▶ RECORDED DATA:
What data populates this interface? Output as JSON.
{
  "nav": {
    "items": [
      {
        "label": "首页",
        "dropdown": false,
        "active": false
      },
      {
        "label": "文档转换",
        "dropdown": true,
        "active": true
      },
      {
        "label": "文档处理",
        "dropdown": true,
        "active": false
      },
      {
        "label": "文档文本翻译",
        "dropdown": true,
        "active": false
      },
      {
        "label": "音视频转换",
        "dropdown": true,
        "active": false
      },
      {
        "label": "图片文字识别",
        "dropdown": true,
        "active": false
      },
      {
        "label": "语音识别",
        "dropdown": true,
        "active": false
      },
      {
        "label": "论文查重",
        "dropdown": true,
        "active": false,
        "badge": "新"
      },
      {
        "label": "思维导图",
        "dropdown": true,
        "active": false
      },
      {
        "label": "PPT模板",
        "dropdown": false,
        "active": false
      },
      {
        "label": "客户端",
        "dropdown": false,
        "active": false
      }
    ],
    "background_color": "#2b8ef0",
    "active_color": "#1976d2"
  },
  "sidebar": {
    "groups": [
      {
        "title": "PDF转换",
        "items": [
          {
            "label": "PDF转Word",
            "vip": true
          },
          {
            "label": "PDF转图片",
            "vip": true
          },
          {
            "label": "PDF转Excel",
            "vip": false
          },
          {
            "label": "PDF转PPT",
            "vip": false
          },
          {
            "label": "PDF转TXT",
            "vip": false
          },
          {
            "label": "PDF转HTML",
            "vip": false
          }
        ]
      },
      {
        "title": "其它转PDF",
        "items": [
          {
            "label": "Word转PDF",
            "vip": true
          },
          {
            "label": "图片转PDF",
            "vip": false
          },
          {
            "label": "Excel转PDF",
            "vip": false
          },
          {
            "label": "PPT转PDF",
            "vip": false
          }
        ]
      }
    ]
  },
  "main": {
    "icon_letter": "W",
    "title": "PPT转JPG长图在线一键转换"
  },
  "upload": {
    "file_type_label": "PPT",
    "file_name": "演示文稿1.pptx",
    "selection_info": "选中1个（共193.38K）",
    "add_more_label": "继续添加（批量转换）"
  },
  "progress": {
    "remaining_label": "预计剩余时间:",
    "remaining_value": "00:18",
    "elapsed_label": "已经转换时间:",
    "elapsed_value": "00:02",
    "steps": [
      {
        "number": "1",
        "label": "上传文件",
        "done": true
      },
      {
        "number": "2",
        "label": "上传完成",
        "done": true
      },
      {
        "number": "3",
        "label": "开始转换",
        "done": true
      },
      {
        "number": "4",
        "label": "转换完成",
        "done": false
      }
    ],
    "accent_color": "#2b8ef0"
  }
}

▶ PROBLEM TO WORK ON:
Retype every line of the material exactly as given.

▶ ANSWER TO THIS PROBLEM:
What data populates this interface? Output as JSON.
{
  "nav": {
    "items": [
      {
        "label": "首页",
        "dropdown": false,
        "active": false
      },
      {
        "label": "文档转换",
        "dropdown": true,
        "active": true
      },
      {
        "label": "文档处理",
        "dropdown": true,
        "active": false
      },
      {
        "label": "文档文本翻译",
        "dropdown": true,
        "active": false
      },
      {
        "label": "音视频转换",
        "dropdown": true,
        "active": false
      },
      {
        "label": "图片文字识别",
        "dropdown": true,
        "active": false
      },
      {
        "label": "语音识别",
        "dropdown": true,
        "active": false
      },
      {
        "label": "论文查重",
        "dropdown": true,
        "active": false,
        "badge": "新"
      },
      {
        "label": "思维导图",
        "dropdown": true,
        "active": false
      },
      {
        "label": "PPT模板",
        "dropdown": false,
        "active": false
      },
      {
        "label": "客户端",
        "dropdown": false,
        "active": false
      }
    ],
    "background_color": "#2b8ef0",
    "active_color": "#1976d2"
  },
  "sidebar": {
    "groups": [
      {
        "title": "PDF转换",
        "items": [
          {
            "label": "PDF转Word",
            "vip": true
          },
          {
            "label": "PDF转图片",
            "vip": true
          },
          {
            "label": "PDF转Excel",
            "vip": false
          },
          {
            "label": "PDF转PPT",
            "vip": false
          },
          {
            "label": "PDF转TXT",
            "vip": false
          },
          {
            "label": "PDF转HTML",
            "vip": false
          }
        ]
      },
      {
        "title": "其它转PDF",
        "items": [
          {
            "label": "Word转PDF",
            "vip": true
          },
          {
            "label": "图片转PDF",
            "vip": false
          },
          {
            "label": "Excel转PDF",
            "vip": false
          },
          {
            "label": "PPT转PDF",
            "vip": false
          }
        ]
      }
    ]
  },
  "main": {
    "icon_letter": "W",
    "title": "PPT转JPG长图在线一键转换"
  },
  "upload": {
    "file_type_label": "PPT",
    "file_name": "演示文稿1.pptx",
    "selection_info": "选中1个（共193.38K）",
    "add_more_label": "继续添加（批量转换）"
  },
  "progress": {
    "remaining_label": "预计剩余时间:",
    "remaining_value": "00:18",
    "elapsed_label": "已经转换时间:",
    "elapsed_value": "00:02",
    "steps": [
      {
        "number": "1",
        "label": "上传文件",
        "done": true
      },
      {
        "number": "2",
        "label": "上传完成",
        "done": true
      },
      {
        "number": "3",
        "label": "开始转换",
        "done": true
      },
      {
        "number": "4",
        "label": "转换完成",
        "done": false
      }
    ],
    "accent_color": "#2b8ef0"
  }
}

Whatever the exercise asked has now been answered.